Data for the task
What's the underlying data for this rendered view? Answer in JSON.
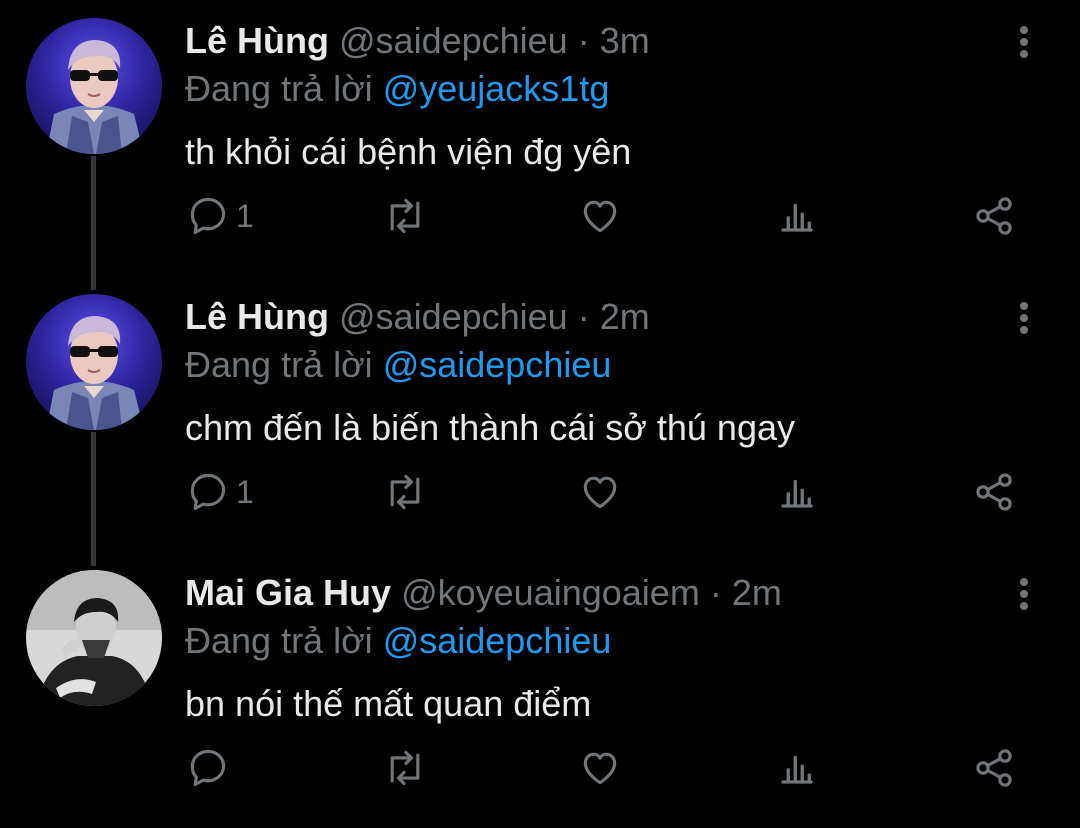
{
  "tweets": [
    {
      "name": "Lê Hùng",
      "handle": "@saidepchieu",
      "separator": "·",
      "time": "3m",
      "replying_prefix": "Đang trả lời",
      "replying_to": "@yeujacks1tg",
      "text": "th khỏi cái bệnh viện đg yên",
      "reply_count": "1",
      "avatar": "avatar-le-hung"
    },
    {
      "name": "Lê Hùng",
      "handle": "@saidepchieu",
      "separator": "·",
      "time": "2m",
      "replying_prefix": "Đang trả lời",
      "replying_to": "@saidepchieu",
      "text": "chm đến là biến thành cái sở thú ngay",
      "reply_count": "1",
      "avatar": "avatar-le-hung"
    },
    {
      "name": "Mai Gia Huy",
      "handle": "@koyeuaingoaiem",
      "separator": "·",
      "time": "2m",
      "replying_prefix": "Đang trả lời",
      "replying_to": "@saidepchieu",
      "text": "bn nói thế mất quan điểm",
      "reply_count": "",
      "avatar": "avatar-mai-gia-huy"
    }
  ],
  "icons": {
    "reply": "reply-icon",
    "retweet": "retweet-icon",
    "like": "heart-icon",
    "analytics": "analytics-icon",
    "share": "share-icon",
    "more": "more-vertical-icon"
  },
  "colors": {
    "background": "#000000",
    "text": "#e7e9ea",
    "secondary": "#71767b",
    "link": "#1d9bf0",
    "thread_line": "#333639"
  }
}
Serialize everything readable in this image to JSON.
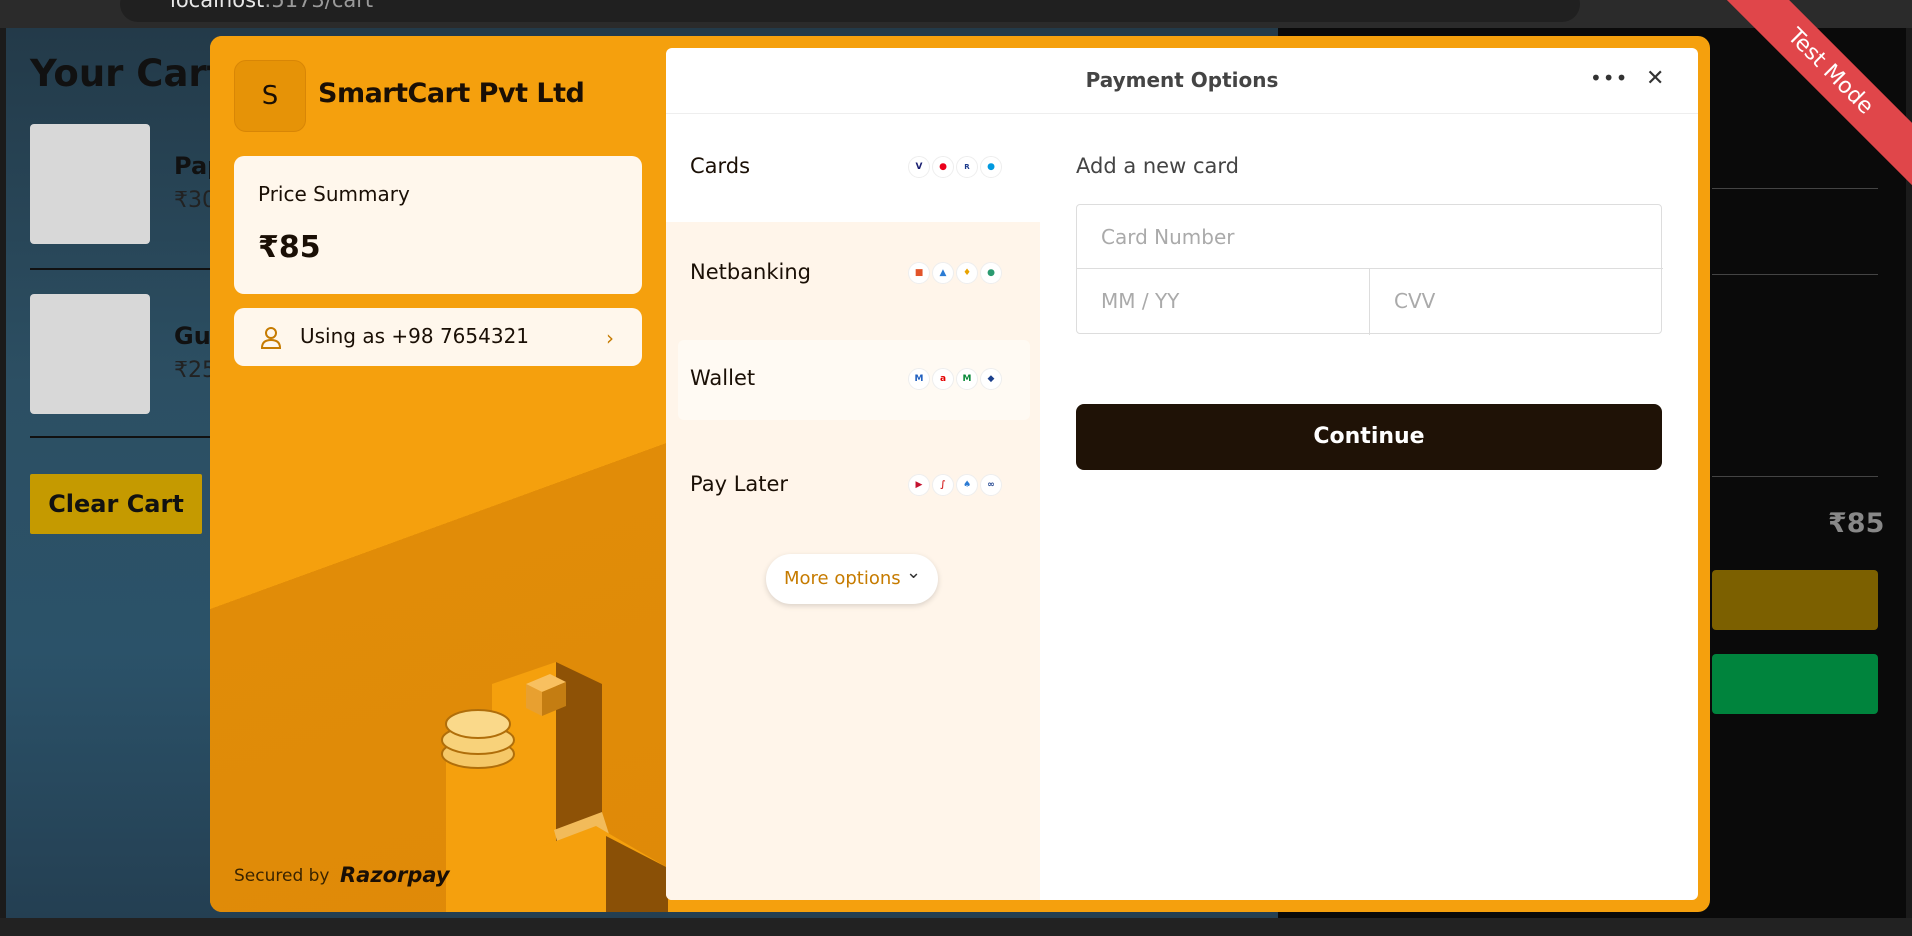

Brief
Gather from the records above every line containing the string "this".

Response area
What's the underlying data for this rendered view? Answer in JSON.
Serialize everything readable in this image to JSON.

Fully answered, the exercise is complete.